Bhutan is renowned for its natural beauty, and Naina can still picture the natural wonders that surrounded his home—the lush jungles, the brilliant green terraced rice fields, the soft pink peach and mango blossoms and the fiery golden marigolds that lined the streets during the 15-day celebration of Dashain—the traditional Nepalese festival of reunions and gift-giving that commemorates the victory of good over evil. Naina also remembers the simple joy of plowing fields with his oxen, working alongside neighbors at harvest, adorning the foreheads of his younger relatives with brightly colored rice to wish blessings of health and longevity.

But all that disappeared more than 30 years ago, when the government of Bhutan decided that the key to its happiness lay in privileging traditional Bhutanese culture. Naina, like tens of thousands of Bhutanese residents who traced their lineage to nearby Nepal, suddenly found their language, culture, religion—even their dress—outlawed. Many of the Nepalese people were pushed out of the country altogether, forced into crowded camps in India and Nepal. Three years ago, Naina and several members of his family eventually made their way to the United States as refugees.
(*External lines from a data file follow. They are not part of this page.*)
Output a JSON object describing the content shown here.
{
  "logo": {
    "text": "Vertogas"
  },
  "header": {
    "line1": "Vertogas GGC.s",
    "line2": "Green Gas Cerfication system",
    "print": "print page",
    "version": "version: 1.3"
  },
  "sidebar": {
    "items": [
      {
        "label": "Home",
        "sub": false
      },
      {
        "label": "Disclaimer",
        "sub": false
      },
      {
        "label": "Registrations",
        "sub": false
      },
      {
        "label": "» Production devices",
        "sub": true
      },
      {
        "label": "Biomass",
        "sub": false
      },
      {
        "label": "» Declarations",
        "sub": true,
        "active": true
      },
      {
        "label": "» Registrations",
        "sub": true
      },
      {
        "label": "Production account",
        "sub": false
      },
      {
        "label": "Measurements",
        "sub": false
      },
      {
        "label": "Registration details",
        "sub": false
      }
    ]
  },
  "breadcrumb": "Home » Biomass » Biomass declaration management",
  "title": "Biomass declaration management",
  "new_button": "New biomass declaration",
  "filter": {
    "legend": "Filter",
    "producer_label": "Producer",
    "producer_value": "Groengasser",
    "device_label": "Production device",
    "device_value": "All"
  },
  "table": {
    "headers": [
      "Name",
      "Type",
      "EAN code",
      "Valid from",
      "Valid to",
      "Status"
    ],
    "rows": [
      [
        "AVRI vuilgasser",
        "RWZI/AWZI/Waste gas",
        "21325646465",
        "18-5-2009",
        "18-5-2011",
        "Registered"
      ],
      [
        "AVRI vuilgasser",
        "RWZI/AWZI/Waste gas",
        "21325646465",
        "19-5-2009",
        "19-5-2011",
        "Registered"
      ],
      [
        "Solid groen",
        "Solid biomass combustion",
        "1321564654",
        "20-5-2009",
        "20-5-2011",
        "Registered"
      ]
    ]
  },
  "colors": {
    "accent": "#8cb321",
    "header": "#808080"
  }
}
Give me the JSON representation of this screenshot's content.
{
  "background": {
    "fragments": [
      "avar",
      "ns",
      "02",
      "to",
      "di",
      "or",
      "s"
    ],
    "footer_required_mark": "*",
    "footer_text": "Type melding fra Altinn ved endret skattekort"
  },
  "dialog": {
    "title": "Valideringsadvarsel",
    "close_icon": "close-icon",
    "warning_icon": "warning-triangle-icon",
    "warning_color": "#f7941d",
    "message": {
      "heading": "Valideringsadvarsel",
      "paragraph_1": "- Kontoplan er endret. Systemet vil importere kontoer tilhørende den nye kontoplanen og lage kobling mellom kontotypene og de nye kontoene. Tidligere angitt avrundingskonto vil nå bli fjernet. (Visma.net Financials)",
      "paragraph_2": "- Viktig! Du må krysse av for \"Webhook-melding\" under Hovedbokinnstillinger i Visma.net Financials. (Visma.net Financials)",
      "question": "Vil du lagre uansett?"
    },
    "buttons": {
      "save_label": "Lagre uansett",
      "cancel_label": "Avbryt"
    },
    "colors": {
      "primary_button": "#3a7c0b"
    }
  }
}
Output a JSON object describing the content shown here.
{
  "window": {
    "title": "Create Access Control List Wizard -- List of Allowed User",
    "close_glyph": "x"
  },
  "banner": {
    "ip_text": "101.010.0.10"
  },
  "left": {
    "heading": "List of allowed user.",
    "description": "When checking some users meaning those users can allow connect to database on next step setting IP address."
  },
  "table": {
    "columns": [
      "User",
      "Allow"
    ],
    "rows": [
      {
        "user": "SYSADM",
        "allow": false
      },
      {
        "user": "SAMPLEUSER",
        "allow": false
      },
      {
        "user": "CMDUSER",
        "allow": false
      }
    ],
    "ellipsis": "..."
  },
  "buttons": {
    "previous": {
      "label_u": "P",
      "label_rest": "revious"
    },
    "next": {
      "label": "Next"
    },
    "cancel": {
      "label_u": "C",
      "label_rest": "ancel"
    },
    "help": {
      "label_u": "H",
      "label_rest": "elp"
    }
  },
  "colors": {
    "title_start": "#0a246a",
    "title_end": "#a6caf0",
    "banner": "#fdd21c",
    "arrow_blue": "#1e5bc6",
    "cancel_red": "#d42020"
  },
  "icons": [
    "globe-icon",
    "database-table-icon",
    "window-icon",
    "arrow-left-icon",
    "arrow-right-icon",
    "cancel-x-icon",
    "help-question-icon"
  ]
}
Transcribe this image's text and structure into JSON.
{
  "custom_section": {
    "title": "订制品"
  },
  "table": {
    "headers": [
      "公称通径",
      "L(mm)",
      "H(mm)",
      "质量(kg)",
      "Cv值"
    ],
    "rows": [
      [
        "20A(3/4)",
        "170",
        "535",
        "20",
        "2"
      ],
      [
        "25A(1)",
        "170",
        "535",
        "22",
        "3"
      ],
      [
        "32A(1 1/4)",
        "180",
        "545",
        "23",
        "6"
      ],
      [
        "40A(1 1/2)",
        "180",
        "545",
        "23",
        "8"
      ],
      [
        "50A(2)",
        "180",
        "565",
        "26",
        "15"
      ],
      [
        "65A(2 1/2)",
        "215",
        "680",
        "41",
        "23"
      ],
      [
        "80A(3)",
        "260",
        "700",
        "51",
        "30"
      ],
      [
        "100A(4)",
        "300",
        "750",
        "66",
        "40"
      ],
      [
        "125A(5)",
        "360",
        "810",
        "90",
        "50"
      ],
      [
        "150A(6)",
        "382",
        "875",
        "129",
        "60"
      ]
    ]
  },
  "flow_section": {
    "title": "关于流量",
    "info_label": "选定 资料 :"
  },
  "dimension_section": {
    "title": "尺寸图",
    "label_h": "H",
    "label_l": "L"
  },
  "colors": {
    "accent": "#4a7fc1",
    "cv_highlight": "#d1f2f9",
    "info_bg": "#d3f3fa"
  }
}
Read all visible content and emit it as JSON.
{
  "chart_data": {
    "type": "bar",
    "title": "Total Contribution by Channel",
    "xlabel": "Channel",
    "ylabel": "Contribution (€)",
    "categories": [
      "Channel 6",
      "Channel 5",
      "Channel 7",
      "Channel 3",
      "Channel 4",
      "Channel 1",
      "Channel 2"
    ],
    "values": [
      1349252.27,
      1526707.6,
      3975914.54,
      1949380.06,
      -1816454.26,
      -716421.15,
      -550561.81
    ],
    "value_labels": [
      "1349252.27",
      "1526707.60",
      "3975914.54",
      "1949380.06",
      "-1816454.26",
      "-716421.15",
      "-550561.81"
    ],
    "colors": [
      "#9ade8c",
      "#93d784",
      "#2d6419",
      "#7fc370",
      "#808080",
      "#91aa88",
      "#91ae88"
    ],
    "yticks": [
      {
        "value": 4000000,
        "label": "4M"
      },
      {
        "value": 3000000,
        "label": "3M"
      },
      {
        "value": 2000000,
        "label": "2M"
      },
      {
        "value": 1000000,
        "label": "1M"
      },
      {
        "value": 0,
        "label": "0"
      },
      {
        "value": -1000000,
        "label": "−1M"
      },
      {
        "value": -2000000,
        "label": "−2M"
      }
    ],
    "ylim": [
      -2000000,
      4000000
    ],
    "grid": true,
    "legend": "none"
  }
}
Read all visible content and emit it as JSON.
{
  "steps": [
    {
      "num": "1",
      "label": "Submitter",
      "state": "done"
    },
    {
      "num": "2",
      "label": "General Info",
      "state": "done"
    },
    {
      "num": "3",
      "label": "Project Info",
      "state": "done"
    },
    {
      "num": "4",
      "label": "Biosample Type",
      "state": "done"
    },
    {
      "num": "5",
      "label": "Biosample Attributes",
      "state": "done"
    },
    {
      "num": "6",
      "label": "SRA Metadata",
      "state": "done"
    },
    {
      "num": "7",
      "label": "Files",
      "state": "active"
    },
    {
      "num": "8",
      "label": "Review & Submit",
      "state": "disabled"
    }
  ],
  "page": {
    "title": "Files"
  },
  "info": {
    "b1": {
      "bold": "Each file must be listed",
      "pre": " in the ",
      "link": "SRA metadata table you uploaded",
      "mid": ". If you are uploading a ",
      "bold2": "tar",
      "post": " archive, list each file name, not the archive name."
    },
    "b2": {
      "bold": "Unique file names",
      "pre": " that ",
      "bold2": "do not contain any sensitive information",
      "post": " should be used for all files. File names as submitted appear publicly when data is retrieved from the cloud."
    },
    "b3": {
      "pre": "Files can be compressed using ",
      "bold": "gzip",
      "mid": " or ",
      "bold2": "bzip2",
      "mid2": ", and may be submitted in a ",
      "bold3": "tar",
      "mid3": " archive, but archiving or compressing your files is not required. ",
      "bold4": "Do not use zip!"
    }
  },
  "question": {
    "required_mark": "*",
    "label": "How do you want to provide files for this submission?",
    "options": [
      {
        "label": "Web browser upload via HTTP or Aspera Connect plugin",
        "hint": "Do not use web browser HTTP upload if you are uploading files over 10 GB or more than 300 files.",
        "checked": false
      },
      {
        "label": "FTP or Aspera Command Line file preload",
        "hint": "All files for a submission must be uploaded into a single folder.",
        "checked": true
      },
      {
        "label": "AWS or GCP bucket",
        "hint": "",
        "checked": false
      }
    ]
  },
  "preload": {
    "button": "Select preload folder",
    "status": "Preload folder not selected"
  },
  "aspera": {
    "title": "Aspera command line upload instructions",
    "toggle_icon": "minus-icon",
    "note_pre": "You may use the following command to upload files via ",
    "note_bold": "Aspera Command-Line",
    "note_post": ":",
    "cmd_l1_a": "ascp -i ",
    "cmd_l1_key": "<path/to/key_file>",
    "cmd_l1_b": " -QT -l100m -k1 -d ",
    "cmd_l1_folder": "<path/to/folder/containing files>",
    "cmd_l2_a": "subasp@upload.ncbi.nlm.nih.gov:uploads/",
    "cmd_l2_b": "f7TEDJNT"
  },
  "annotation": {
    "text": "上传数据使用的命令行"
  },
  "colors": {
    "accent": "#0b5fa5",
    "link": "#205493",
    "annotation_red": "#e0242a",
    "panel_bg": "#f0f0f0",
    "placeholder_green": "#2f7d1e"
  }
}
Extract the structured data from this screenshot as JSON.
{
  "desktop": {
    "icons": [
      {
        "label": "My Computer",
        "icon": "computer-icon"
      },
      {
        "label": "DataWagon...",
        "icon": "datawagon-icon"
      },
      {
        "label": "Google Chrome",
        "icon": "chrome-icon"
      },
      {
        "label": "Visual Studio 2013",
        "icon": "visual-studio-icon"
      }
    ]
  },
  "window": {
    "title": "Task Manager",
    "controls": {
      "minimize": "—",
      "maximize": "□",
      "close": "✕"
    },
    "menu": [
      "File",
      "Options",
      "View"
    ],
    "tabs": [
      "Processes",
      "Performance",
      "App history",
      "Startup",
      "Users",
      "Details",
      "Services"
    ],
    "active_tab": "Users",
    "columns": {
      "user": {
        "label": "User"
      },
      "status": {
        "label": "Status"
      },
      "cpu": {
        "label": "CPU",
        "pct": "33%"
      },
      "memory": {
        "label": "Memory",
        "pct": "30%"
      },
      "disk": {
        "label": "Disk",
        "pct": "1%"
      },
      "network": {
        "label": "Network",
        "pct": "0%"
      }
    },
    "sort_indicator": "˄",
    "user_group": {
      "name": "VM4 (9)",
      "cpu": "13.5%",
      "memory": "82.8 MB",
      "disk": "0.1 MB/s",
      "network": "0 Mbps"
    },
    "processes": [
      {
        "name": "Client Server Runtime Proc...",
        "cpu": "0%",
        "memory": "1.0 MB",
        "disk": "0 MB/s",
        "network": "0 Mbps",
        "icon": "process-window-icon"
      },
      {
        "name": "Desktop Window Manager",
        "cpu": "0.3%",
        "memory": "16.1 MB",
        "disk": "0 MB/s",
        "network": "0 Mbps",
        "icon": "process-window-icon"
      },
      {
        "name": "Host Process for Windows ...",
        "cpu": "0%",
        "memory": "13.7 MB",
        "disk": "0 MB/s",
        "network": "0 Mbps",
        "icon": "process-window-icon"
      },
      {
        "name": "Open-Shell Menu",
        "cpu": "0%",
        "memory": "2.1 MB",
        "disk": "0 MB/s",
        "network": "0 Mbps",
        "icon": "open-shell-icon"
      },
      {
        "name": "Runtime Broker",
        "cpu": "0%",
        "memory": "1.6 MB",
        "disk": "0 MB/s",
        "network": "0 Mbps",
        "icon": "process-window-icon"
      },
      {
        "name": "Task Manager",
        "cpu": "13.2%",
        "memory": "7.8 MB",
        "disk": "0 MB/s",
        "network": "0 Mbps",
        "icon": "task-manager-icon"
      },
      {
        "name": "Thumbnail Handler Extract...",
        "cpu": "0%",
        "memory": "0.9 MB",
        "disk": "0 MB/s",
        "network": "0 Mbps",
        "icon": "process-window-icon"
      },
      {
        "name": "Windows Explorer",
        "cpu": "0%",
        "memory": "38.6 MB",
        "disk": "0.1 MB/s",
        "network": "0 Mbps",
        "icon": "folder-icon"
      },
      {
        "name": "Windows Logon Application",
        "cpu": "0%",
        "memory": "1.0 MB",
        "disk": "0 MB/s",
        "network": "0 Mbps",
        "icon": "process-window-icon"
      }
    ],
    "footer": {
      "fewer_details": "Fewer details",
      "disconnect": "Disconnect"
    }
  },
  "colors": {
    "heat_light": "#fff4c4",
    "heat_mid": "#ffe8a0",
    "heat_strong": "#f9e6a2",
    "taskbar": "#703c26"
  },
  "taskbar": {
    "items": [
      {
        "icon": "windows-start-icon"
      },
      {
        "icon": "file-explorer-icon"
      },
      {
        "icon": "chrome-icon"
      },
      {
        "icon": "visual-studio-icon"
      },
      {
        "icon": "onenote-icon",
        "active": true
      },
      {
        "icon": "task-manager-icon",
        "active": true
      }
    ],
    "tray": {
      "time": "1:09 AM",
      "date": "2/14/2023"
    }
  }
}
Naina, now 60, is starting over. He’s learning English and the customs and culture of a new country. He is happier here than he was in the refugee camps, but when he wants to imagine true happiness, he must think of a home where he is no longer welcome.